Take a listen to “Outshined.” In the late ’80s, when he wrote the sludgy, sublime slice of grunge, Cornell and crew were just another band in the yet-to-explode Seattle scene. But now, when you listen to the song, you can hear they were never just another band.
From the beginning, Cornell had the looks, chops and pipes — the man had a singular, epic voice — of a legend. Such ace tunes as “Burden in My Hand” and “Fell on Black Days” showcased his classic rock influence; “Searching with My Good Eye Closed” and “Jesus Christ Pose” proved he wanted to push rock ’n’ roll toward undiscovered sounds.
Soundgarden peaked in 1994 with “Superunknown.” The band broke up in 1997 and Cornell explored new approaches: pop, electronica and acoustic ballads as a solo artist, more monster volume with Audioslave, featuring members of Rage Against the Machine.
He drifted back to his old, awesome sound during the last decade. Soundgarden reunited in 2010 and performed regularly since then.
Last year, Cornell toured for the first time with grunge supergroup Temple of the Dog. The band’s self-titled album is easily grunge’s most underrated LP — listen to the “Say Hello 2 Heaven,” a tribute to late singer Andrew Wood, for proof.
Cornell only seemed to be speeding up as he aged.
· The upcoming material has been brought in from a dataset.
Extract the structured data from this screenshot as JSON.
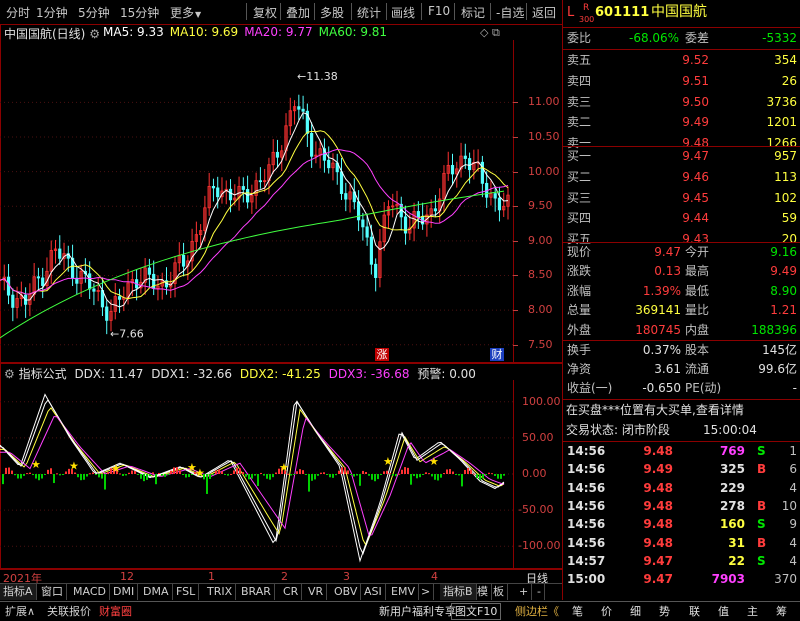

Spend some time with the tremendous 2012 Soundgarden reunion record “King Animal” and you’ll hear what I mean.
“We’re all about 50 (years old), and the tempos on ‘King Animal’ on average are faster than anything we’ve done before,” Cornell told me in 2014. “To me, it sounds like the record a young band would make.”